### Website and app data records
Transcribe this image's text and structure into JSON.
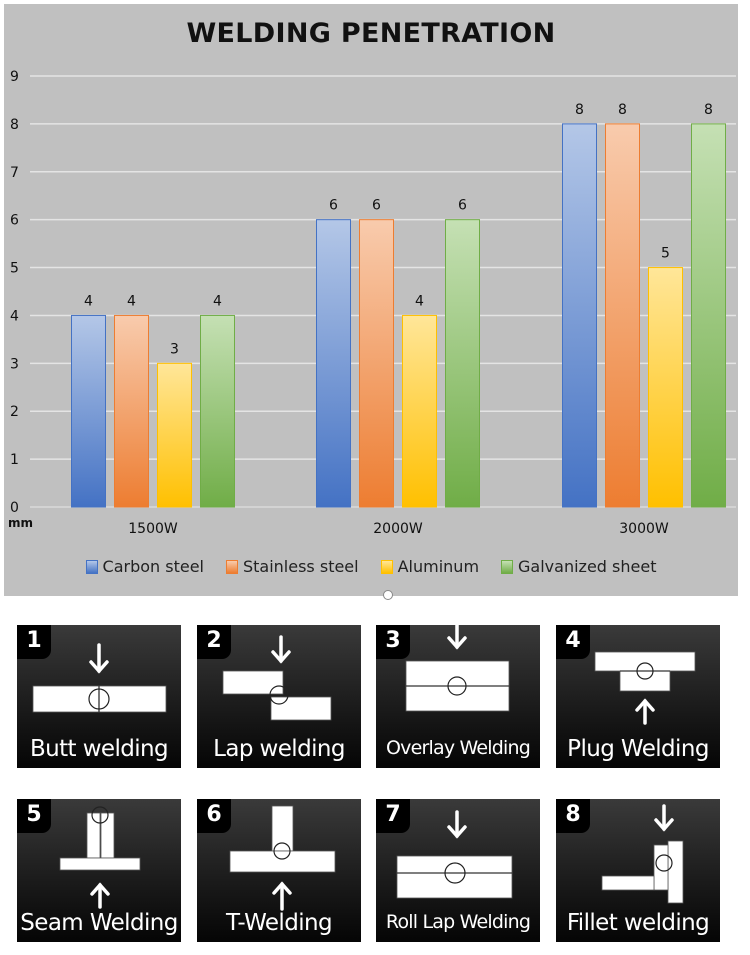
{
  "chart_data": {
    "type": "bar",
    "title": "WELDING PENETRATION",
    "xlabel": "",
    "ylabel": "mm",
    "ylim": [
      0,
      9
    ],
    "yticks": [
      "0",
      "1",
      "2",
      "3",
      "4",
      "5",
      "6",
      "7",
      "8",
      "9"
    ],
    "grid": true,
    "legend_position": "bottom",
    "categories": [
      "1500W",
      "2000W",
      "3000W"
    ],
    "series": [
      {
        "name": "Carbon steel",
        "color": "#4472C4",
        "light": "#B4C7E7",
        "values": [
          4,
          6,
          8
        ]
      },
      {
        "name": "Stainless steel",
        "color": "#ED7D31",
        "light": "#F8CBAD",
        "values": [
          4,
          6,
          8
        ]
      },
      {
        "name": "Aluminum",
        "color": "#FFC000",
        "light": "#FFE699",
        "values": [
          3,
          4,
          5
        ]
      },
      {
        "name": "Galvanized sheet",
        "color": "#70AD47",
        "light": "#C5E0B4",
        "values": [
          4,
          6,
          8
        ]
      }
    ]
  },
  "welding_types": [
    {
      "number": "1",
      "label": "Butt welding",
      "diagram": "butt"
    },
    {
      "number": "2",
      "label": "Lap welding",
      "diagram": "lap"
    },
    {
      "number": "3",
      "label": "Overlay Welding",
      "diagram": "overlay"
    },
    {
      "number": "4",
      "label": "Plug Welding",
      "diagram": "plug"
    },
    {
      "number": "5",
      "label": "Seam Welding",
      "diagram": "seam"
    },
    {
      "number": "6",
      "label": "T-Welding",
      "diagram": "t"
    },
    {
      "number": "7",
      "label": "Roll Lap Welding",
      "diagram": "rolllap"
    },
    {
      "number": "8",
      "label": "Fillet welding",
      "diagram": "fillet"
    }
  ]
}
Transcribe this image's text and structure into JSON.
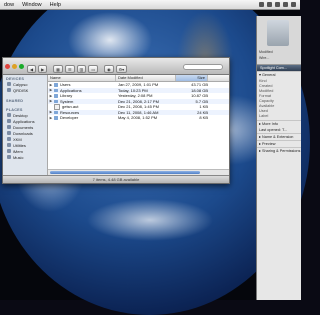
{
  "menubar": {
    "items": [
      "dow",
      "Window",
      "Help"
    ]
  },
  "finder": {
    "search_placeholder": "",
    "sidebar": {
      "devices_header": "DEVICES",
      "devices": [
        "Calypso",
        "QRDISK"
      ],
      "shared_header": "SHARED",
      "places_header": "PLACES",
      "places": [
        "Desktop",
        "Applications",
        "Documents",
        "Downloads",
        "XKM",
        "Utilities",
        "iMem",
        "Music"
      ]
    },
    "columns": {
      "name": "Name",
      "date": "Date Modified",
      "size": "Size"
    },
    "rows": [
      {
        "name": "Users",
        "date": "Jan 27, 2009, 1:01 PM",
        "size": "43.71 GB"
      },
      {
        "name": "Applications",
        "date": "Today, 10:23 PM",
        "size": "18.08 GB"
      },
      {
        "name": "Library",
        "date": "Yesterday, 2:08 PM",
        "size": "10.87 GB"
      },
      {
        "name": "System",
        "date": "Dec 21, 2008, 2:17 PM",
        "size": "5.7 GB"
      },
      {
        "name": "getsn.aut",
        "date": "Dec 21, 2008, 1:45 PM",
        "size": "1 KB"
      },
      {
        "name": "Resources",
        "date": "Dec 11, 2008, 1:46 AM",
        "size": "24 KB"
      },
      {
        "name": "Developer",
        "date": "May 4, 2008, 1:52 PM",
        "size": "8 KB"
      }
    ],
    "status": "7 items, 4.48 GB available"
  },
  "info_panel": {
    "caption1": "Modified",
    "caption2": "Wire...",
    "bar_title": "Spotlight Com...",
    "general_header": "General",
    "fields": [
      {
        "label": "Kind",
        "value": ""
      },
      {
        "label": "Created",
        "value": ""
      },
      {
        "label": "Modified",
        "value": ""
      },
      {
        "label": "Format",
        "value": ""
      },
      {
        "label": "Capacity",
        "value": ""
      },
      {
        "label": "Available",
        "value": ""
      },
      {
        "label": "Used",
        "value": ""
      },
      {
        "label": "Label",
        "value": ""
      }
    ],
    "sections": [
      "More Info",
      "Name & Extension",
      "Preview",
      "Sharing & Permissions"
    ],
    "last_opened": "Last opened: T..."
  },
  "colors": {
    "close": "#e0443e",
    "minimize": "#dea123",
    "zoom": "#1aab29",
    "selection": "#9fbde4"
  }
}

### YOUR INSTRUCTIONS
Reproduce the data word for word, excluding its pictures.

### TASK ANSWER
Transcribe this image's text and structure into JSON.
{
  "chart_data": {
    "type": "bar",
    "title": "WELDING PENETRATION",
    "xlabel": "",
    "ylabel": "mm",
    "ylim": [
      0,
      9
    ],
    "yticks": [
      "0",
      "1",
      "2",
      "3",
      "4",
      "5",
      "6",
      "7",
      "8",
      "9"
    ],
    "grid": true,
    "legend_position": "bottom",
    "categories": [
      "1500W",
      "2000W",
      "3000W"
    ],
    "series": [
      {
        "name": "Carbon steel",
        "color": "#4472C4",
        "light": "#B4C7E7",
        "values": [
          4,
          6,
          8
        ]
      },
      {
        "name": "Stainless steel",
        "color": "#ED7D31",
        "light": "#F8CBAD",
        "values": [
          4,
          6,
          8
        ]
      },
      {
        "name": "Aluminum",
        "color": "#FFC000",
        "light": "#FFE699",
        "values": [
          3,
          4,
          5
        ]
      },
      {
        "name": "Galvanized sheet",
        "color": "#70AD47",
        "light": "#C5E0B4",
        "values": [
          4,
          6,
          8
        ]
      }
    ]
  },
  "welding_types": [
    {
      "number": "1",
      "label": "Butt welding",
      "diagram": "butt"
    },
    {
      "number": "2",
      "label": "Lap welding",
      "diagram": "lap"
    },
    {
      "number": "3",
      "label": "Overlay Welding",
      "diagram": "overlay"
    },
    {
      "number": "4",
      "label": "Plug Welding",
      "diagram": "plug"
    },
    {
      "number": "5",
      "label": "Seam Welding",
      "diagram": "seam"
    },
    {
      "number": "6",
      "label": "T-Welding",
      "diagram": "t"
    },
    {
      "number": "7",
      "label": "Roll Lap Welding",
      "diagram": "rolllap"
    },
    {
      "number": "8",
      "label": "Fillet welding",
      "diagram": "fillet"
    }
  ]
}
Transcribe this image's text and structure into JSON.
{
  "menubar": {
    "items": [
      "dow",
      "Window",
      "Help"
    ]
  },
  "finder": {
    "search_placeholder": "",
    "sidebar": {
      "devices_header": "DEVICES",
      "devices": [
        "Calypso",
        "QRDISK"
      ],
      "shared_header": "SHARED",
      "places_header": "PLACES",
      "places": [
        "Desktop",
        "Applications",
        "Documents",
        "Downloads",
        "XKM",
        "Utilities",
        "iMem",
        "Music"
      ]
    },
    "columns": {
      "name": "Name",
      "date": "Date Modified",
      "size": "Size"
    },
    "rows": [
      {
        "name": "Users",
        "date": "Jan 27, 2009, 1:01 PM",
        "size": "43.71 GB"
      },
      {
        "name": "Applications",
        "date": "Today, 10:23 PM",
        "size": "18.08 GB"
      },
      {
        "name": "Library",
        "date": "Yesterday, 2:08 PM",
        "size": "10.87 GB"
      },
      {
        "name": "System",
        "date": "Dec 21, 2008, 2:17 PM",
        "size": "5.7 GB"
      },
      {
        "name": "getsn.aut",
        "date": "Dec 21, 2008, 1:45 PM",
        "size": "1 KB"
      },
      {
        "name": "Resources",
        "date": "Dec 11, 2008, 1:46 AM",
        "size": "24 KB"
      },
      {
        "name": "Developer",
        "date": "May 4, 2008, 1:52 PM",
        "size": "8 KB"
      }
    ],
    "status": "7 items, 4.48 GB available"
  },
  "info_panel": {
    "caption1": "Modified",
    "caption2": "Wire...",
    "bar_title": "Spotlight Com...",
    "general_header": "General",
    "fields": [
      {
        "label": "Kind",
        "value": ""
      },
      {
        "label": "Created",
        "value": ""
      },
      {
        "label": "Modified",
        "value": ""
      },
      {
        "label": "Format",
        "value": ""
      },
      {
        "label": "Capacity",
        "value": ""
      },
      {
        "label": "Available",
        "value": ""
      },
      {
        "label": "Used",
        "value": ""
      },
      {
        "label": "Label",
        "value": ""
      }
    ],
    "sections": [
      "More Info",
      "Name & Extension",
      "Preview",
      "Sharing & Permissions"
    ],
    "last_opened": "Last opened: T..."
  },
  "colors": {
    "close": "#e0443e",
    "minimize": "#dea123",
    "zoom": "#1aab29",
    "selection": "#9fbde4"
  }
}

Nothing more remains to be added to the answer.